Chicago Blackhawks\' center Jonathan Toews gets an opportunity but Phoenix Coyotes\' goalie Mike Smith makes the save as the Coyotes defeated the Chicago Blackhawks 4-0 in Game 6 of an NHL hockey Stanley Cup first-round playoff series in Chicago, Monday, April 23, 2012.(AP Photo /Daily Herald, Steve Lundy ) MANDATORY CREDIT
GLENDALE, Ariz. - One team has a goalie who plays the crease like a spider in a web, multiple players who can score and a hard-hitting, defence-first mentality.
The other team ... well, it's pretty much the same thing.
After bogging down two of the NHL's most skilled teams in the opening round, the Nashville Predators and Phoenix Coyotes face off in what will be a two-of-a-kind Western Conference semifinal.
Game 1 is Friday night in the desert and the only way to tell the teams apart will be by their jersey colours.
"We really are mirror images of each other," Coyotes general manager Don Maloney said. "We play a similar style, very good defence and work ethic, and you don't get a free night with Nashville. They'll be tough games. This will be an interesting series."
The Coyotes had a raucous ride into the second round of the playoffs, re-energizing a desert fan base that had become hockey complacent over the past few seasons.
Relying on a tight-checking style, an everybody-chips-in mentality and superb goaltending from Mike Smith, Phoenix won its first division title in 33 years as an NHL franchise.
The Coyotes capped it by surviving a brutal series against Chicago, mucking it up against the fleet Blackhawks to win in six games, their first trip out of the opening round since 1987.
Nashville finished ahead of Phoenix in the regular season—six more wins, seven more points—but was fourth in the West because the Coyotes won the Pacific Division.
Like the Coyotes, the Predators have a superb goalie in Pekka Rinne, prefer to keep games close and get scoring production from all through the roster.
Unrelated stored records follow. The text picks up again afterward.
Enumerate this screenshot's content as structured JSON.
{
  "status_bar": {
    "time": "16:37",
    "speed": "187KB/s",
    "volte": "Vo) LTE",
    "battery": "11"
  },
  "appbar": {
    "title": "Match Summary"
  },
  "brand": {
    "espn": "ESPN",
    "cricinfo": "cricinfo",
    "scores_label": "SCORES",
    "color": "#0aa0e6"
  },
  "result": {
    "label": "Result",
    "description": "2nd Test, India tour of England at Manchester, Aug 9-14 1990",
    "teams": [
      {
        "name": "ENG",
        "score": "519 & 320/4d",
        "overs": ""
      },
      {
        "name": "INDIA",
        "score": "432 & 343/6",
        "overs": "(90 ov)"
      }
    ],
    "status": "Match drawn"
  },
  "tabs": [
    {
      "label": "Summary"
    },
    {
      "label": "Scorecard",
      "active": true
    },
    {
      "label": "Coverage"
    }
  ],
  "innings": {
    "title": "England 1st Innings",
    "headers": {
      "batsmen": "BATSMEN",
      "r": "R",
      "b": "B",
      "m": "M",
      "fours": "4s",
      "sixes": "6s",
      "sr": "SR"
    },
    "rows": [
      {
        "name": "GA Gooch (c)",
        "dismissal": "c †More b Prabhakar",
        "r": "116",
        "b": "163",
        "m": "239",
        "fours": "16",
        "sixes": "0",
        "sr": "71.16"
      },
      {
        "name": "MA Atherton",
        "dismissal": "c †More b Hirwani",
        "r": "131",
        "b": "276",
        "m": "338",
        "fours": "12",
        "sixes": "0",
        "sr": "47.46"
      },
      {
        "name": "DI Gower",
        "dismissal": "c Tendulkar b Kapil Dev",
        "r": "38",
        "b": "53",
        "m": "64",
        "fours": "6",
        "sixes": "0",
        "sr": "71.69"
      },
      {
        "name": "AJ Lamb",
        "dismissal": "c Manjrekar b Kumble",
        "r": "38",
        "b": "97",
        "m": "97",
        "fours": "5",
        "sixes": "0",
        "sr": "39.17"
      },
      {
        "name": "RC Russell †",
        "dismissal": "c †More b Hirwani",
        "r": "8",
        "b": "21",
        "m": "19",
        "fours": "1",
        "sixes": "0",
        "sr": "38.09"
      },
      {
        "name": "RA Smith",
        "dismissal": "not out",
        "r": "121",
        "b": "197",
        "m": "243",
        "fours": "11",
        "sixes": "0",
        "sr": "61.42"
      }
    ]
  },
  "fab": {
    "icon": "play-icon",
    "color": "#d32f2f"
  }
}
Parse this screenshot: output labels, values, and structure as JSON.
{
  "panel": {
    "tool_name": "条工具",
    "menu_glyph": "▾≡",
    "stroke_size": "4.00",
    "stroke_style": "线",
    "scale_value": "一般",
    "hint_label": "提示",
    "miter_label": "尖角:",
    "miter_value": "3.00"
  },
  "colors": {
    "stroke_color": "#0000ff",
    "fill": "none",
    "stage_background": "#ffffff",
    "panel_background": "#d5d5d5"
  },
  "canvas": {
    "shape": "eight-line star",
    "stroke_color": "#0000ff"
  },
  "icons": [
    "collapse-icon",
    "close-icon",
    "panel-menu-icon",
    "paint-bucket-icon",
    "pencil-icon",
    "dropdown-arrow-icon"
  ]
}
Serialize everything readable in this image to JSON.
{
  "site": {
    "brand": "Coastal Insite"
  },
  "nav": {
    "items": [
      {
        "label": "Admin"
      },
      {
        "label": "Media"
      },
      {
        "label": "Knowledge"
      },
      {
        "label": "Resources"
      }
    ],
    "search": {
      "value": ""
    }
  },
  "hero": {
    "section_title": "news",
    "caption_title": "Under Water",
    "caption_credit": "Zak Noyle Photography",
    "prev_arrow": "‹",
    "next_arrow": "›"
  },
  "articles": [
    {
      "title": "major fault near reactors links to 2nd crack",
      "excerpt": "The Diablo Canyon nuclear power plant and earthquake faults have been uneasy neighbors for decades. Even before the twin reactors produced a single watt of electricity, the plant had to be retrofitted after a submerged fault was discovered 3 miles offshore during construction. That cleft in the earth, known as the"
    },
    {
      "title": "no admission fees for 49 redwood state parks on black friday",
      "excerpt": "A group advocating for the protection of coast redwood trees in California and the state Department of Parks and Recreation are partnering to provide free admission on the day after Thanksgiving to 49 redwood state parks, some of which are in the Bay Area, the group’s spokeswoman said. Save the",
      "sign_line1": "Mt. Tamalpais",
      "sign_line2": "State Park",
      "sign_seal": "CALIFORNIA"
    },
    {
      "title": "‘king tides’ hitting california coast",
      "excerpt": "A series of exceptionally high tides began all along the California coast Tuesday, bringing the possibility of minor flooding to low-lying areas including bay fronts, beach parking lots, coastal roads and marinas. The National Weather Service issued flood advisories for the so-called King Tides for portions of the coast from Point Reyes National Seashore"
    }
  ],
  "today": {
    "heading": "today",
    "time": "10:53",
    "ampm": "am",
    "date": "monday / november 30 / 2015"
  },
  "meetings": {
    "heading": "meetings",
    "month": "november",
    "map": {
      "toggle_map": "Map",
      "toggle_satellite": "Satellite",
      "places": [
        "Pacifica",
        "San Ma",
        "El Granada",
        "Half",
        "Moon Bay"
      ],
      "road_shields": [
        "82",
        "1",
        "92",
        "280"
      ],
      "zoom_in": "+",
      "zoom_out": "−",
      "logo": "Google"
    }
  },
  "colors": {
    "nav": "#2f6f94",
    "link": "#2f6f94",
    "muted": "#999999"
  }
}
Nashville opened the playoffs by dispatching the fast-skating Detroit Red Wings in five games, an outcome that wasn't surprising so much because the Predators won, but because of how quickly and seemingly easily they did it.
"They're a team similar to us and we know it's going to be tough," Nashville centre Mike Fisher said.
The toughest part might be finding ways to score against Smith and Rinne.
Phoenix's goalie was no average Smith, putting together a top-notch season after the Coyotes were criticized for tabbing him as their replacement for Ilya Brzygalov.
An athletic 6-foot-4, Smith set career-highs in pretty much every category there is, finishing third in the NHL with a save percentage of .930, tied for third with eight shutouts and fourth in wins with 38.
Smitty was even better in the playoffs, at times carrying the Coyotes by himself while they tried to keep up with the swarming Blackhawks.
The only time Chicago was effective against Smith was when they put all-out pressure against him late in games, leading to three goals that sent games to overtime. Other than that, Smith was dominant, finishing the series with a .950 save percentage and 1.81 goals-against average, clinching the series in Game 6 by turning away 39 shots for his first career playoff shutout.
"We've obviously got to do what we can to generate chances in front of Smith because he's been great for them," Predators captain Shea Weber said. "He's a big part of their success."
Same could be said for Rinne.
The 6-foot-5 Finn carried Nashville during the regular season, leading the league with 43 wins, while posting a 2.39 goals-against average and .923 save percentage. Like Smith, he controlled the opening round, using his agility and big frame to hold the high-scoring Red Wings to nine goals in five games for the lowest post-season goals-against average in team history.
Rinne also had the best save percentage (.944) in Nashville's playoff history and on Wednesday was named one of three finalists for the Vezina Trophy for the second straight season.
"He's an unbelievable goalie, just an athletic guy that competes as hard as anyone out there," Smith said. "We're going to have to elevate our game, try to get as much traffic, people and pucks to the net as we can, and hopefully we'll find a way to get a pass in."
Making it tighter will be the way these teams play in front of their goalies.
Nashville coach Barry Trotz and Phoenix's Dave Tippett both take disciplined approaches to the game, emphasizing stay-at-home positioning and counterattacking to win games. The players have bought in and are rarely in the wrong spots, leaving opposing teams without much room from the neutral zone back.
Neither team has an elite top-line scorer like Pittsburgh's Evgeni Malkin or Chicago's Jonathan Toews, relying more on a pack mentality. Phoenix has the top goal-scorer between the teams—Radim Vrbata had 35 during the regular season—but Nashville had seven players score at least 40 points.
Put those things together and it could be a series with scores like 1-0, 2-1, with plenty of overtimes mixed in.
"Goals will probably be hard to come by," Tippett said.
At least the teams know what to expect. They see it in practice every day.